Vietnam must protect the environment or face enormous bills to clean up the damage, deputies warned in the National Assembly on Wednesday.
The poor logic of focusing on development at the cost of the environment had already been shown by other developing countries, they said.
The deputies, who were discussing proposed changes to the Environment Protection Law, said amendments to the regulations and policies governing environmental protection were particularly needed.
So too was the need to set, assess and apply an environmental standard throughout the country.
The deputies, who wanted harsher penalties for those who damage the environment, emphasised the pollution caused by industrial and agricultural production including villages following traditional occupations.
They said that Vietnam produced more than 15mil tonnes of solid waste, including hazardous industrial waste, each year.
More than 80 of the total waste, about 12.8mil tonnes, came from municipal sources, including households, restaurants, markets and businesses.

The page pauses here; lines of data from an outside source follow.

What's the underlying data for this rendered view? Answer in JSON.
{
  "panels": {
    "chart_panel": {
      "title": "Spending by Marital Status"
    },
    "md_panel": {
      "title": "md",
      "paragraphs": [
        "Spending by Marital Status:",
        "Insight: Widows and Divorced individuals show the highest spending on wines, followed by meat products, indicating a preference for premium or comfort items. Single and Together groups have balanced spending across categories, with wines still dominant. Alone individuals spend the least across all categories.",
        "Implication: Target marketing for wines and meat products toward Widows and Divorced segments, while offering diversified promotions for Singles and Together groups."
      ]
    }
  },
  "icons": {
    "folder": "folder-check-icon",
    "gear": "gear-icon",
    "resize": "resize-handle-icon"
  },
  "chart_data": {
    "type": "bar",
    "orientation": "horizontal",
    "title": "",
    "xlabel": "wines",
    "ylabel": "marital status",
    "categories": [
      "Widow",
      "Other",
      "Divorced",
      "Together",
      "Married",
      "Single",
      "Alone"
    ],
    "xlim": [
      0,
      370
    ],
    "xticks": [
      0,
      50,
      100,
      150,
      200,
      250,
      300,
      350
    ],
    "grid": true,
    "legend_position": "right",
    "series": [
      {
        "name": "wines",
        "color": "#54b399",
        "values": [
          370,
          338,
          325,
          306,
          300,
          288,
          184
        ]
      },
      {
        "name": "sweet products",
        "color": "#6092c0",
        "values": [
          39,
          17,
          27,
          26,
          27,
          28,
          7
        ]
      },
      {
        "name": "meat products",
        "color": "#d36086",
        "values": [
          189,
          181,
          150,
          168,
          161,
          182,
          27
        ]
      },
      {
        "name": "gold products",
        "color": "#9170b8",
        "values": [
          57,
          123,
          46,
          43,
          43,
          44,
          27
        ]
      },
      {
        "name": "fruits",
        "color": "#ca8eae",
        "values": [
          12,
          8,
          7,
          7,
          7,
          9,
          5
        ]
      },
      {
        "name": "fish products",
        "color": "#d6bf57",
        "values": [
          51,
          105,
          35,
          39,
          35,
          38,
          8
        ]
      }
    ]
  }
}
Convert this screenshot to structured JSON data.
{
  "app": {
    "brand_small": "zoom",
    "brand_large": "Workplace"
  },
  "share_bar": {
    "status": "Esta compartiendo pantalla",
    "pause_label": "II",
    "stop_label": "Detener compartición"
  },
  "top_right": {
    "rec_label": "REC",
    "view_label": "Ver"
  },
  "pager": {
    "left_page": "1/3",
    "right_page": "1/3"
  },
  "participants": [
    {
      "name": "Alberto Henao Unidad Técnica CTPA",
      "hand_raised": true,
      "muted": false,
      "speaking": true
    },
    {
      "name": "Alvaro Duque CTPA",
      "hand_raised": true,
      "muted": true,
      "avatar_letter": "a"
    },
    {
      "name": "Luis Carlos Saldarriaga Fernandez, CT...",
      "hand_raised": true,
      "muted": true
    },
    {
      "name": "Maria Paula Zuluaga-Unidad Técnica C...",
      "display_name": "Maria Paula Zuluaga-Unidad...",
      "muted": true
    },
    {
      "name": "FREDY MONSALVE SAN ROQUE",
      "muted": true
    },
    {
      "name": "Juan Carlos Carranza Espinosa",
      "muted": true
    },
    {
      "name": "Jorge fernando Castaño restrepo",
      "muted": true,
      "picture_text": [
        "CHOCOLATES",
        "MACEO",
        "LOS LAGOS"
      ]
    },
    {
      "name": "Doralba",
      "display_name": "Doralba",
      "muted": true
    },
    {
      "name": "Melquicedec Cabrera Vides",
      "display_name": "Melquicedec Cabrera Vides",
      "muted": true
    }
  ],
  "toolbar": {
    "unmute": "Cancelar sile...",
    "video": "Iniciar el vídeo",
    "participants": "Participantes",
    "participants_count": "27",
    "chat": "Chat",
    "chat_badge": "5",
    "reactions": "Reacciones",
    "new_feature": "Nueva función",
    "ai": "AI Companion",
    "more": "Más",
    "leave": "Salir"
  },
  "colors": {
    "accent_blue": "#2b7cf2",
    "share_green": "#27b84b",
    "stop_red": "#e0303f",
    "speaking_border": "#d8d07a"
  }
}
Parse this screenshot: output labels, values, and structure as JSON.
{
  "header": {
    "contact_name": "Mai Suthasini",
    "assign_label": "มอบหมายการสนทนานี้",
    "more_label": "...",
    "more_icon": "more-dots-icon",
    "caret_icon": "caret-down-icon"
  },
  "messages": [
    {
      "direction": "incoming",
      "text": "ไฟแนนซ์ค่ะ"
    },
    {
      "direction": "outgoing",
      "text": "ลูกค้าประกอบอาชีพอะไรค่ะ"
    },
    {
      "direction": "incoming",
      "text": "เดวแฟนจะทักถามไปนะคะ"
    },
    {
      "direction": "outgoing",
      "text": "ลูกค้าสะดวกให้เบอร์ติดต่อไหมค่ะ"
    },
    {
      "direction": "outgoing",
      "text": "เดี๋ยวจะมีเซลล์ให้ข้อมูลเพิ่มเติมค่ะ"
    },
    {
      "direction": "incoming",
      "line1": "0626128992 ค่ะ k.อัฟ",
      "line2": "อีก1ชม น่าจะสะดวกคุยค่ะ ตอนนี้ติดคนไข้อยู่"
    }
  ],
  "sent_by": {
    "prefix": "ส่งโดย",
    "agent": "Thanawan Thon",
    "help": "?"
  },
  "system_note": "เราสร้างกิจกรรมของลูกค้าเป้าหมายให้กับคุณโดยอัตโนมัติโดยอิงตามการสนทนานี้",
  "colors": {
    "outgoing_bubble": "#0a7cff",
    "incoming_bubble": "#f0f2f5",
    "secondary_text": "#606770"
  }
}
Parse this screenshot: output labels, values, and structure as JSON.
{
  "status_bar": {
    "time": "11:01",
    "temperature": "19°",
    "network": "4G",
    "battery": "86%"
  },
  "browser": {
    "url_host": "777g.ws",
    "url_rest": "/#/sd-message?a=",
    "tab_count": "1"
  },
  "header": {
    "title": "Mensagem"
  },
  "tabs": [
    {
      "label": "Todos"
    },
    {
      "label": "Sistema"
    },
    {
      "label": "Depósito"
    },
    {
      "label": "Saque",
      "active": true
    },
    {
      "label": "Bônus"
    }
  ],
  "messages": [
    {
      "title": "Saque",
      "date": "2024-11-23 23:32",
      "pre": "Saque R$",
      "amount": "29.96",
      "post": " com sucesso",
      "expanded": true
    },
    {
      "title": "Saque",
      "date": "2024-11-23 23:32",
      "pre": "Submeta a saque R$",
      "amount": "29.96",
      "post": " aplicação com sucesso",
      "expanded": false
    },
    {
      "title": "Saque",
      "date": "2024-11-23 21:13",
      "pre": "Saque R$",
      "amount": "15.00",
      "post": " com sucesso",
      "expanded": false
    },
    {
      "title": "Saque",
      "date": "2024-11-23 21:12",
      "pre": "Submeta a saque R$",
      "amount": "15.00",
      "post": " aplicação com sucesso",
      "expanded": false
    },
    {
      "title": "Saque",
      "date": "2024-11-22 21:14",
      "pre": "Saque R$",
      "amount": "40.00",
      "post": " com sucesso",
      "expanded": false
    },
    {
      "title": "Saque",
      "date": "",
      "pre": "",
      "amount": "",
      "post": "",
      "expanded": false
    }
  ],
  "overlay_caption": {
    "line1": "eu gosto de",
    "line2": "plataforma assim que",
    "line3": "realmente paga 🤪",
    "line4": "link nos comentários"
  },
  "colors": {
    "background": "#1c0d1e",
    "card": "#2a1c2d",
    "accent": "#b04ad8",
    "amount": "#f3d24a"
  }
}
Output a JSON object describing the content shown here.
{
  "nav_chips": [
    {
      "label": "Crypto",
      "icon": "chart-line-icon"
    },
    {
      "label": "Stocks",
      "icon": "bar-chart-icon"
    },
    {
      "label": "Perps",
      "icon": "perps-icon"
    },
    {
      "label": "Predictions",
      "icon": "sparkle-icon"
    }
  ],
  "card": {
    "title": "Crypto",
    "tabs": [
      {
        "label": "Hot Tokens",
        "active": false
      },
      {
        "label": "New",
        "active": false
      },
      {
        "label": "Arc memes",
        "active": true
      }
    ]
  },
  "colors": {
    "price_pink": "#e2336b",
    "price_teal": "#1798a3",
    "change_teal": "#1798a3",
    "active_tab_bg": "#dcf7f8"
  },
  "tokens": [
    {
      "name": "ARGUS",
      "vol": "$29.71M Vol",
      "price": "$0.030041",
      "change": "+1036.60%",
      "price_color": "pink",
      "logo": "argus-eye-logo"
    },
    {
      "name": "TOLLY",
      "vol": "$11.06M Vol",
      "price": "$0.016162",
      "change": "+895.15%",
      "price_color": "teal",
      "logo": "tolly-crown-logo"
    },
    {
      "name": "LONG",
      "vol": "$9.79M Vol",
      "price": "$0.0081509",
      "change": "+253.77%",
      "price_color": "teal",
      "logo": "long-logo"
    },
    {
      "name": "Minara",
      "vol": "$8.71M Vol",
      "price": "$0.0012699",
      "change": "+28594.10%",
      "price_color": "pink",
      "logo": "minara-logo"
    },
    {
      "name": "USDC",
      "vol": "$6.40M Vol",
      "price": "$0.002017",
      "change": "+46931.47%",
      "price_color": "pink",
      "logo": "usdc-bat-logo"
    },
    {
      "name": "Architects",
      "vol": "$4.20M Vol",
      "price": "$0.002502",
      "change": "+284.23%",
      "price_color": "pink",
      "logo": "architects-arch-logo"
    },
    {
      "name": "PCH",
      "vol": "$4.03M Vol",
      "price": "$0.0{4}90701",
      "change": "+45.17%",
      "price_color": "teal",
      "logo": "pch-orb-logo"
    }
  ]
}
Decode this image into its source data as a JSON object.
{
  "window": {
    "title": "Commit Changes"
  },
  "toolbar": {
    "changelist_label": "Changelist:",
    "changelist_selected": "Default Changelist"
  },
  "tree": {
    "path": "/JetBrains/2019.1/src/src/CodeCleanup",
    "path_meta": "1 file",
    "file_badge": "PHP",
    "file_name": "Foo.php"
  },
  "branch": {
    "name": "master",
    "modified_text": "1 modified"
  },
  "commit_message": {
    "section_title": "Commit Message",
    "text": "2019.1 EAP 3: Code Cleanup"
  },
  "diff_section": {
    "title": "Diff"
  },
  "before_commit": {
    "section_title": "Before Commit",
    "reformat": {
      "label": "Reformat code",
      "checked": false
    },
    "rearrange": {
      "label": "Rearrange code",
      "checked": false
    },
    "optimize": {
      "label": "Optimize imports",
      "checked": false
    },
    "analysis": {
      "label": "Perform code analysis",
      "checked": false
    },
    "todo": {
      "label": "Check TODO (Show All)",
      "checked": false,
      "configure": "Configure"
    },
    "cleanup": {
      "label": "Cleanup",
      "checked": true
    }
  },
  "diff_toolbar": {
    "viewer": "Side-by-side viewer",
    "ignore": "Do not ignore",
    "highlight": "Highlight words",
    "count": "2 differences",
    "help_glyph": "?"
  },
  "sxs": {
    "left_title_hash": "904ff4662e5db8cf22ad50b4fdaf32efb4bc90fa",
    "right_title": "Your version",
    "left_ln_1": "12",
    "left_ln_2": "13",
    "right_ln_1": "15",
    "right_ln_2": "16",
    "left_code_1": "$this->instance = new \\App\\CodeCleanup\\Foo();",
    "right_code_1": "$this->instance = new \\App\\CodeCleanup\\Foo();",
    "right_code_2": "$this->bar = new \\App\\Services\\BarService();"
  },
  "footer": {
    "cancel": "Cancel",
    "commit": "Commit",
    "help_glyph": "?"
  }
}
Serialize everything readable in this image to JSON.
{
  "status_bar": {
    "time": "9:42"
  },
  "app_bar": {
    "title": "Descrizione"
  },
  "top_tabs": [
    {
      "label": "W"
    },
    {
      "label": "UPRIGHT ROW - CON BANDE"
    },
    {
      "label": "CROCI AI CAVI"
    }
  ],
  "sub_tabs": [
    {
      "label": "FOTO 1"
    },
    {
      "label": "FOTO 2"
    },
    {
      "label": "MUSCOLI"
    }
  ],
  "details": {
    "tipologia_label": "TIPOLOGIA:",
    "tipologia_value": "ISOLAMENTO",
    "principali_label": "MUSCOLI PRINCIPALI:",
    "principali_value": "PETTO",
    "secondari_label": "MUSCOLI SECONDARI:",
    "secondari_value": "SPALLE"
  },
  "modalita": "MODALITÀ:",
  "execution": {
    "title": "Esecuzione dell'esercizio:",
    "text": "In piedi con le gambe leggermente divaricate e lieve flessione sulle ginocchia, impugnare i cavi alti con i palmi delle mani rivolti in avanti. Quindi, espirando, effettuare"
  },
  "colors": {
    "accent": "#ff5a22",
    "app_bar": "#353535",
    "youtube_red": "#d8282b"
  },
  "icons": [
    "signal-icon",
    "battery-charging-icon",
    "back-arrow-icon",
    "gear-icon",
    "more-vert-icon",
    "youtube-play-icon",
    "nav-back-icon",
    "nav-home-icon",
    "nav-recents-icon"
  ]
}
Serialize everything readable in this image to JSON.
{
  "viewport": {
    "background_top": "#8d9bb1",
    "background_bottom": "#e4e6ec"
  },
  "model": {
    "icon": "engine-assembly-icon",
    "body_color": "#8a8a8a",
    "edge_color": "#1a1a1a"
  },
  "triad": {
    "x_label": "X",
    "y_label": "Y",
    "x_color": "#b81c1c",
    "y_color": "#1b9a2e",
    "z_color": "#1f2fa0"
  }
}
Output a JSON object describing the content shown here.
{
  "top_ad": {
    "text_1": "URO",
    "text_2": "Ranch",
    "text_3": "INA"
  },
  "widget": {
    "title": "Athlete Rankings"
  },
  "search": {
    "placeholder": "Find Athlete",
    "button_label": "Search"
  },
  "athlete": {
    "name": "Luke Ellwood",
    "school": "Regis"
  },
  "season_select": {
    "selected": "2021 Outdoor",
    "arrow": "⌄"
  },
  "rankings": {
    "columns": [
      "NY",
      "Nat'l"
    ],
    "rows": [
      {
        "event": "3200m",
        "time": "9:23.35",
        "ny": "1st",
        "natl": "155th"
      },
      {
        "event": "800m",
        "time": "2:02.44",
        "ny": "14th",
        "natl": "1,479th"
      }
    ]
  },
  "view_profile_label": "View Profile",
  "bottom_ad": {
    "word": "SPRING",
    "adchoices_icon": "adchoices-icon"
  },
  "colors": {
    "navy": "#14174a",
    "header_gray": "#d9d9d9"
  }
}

The latest Agriculture and Rural Development Ministry figures showed that Vietnam had about 1,450 traditional occupational villages, including 800 in the Cuu Long (Mekong) Delta.
Waste from these, together with the waste generated by a livestock herd of 36mil and 200mil fowls, had severely polluted both the air and the water.
The overuse of chemical fertiliser in agriculture both lowered the quality of agricultural produce and harmed human health.
The deputies also assessed the ministry’s 2006-2010 action plan to protect the environment and ensure the sustainable and effective use of such natural resources as land, water and forests.
They agreed that plans to deal with natural disasters such as flash floods, landslides, sea encroachment and drought were needed.
They also wanted national strategies for environmental protection effectively implemented so as to reduce losses to the environment caused by inappropriate agricultural production.
Deputy Dang Ngoc Tung, HCM City, proposed that the committee writing the draft law add provisions to deal with transport carrying goods and waste that caused pollution.
Deputy Nguyen Van Phan, northern Ninh Binh Province, proposed that the new law include the protection of the sea through regulations for the collection and treating of the waste from aqua-produce.
Outside the assembly, vote Dam Xuan Luy said the draft committee should emphasise socialising environmental protection.
Environmental protection required co-ordination between administrators, industries and municipalities, he said.
In addition, people, communities, offices, enterprises and companies had to be made aware of environmental protection.
Bui Tam Trung of the Hanoi Association for Natural and Environmental Protection said the draft law should embody campaigns to make people more aware of the need to protect and respect the environment in thought and action.
The assembly is expected to pass the Environmental Protection Law of 15 chapters and 136 articles late next month.
Plant patents mulled
Debate at yesterday’s session of the National Assembly focused on amendments to the draft Law on Intellectual Property, and particularly on how it pertained to Patents on Agricultural products.
Delegates at the committee also reached a consensus on the need to distinguish between the region of origin of particular strains of agricultural products, and geographical indications. They agreed this differentiation needed to be clarified on packaging.
An Giang Province representative Nguyen Ngoc Tran suggested that proposed amendments in the draft law might not be enough to clarify such confusion.
Tran said enforcement of patent protection for seed varieties would severely restrict farmers wanting to grow different varieties of crops. He cited Mexico as an example of how big companies can gain a stranglehold on agricultural production as a result of holding and enforcing bio-patents.
Quang Nam Province delegate Tuyen Hoang said existing regulations on agricultural patents were difficult to understand, and amendments were needed to clarify the situation.
He said research institutes in foreign countries often develop new varieties of crops which are then patented by companies claiming ownership of the organism. These companies in turn benefit from licensing the product.
In Vietnam however, research institutes are funded by the State to produce State-owned strains, which are freely available for farmers to use.
In keeping with this practice, Hoang said subsequent regulations on bio-patents should stress the needs of farmers rather than protect the special interests of seed suppliers. Farmers should not be forced to pay for the right to grow crops on top of the price for seeds, he said.
Addressing the broader issue of intellectual property, delegates agreed on the necessity to balance the interests of consumers with those of intellectual property right-holders.
Director of the National Assembly’s Science, Technology and Environment Committee, Ho Duc Viet, said the draft law would protect the rights of owners of intellectual property and give them recourse to defend its integrity.
The overall protection mechanism is aimed at fostering innovation by protecting intellectual property, which would spur socio-economic development, he said.
Delegate Mac Kim Ton, from Thai Binh Province, said computer software should be extended the same copyright protection as new inventions.
Khanh Hoa Province representative Mai Anh said State legislation should discriminate between computer software protection and that of works of art and literature, because they differed greatly in nature.
She said protecting computer software was a complicated issue, and that countries throughout the world passed laws to safeguard patent holders. The State should tackle the issue with a special chapter, she said.
The draft Intellectual Property Law is comprised of 18 chapters and 226 clauses.
(Source: Viet Nam News)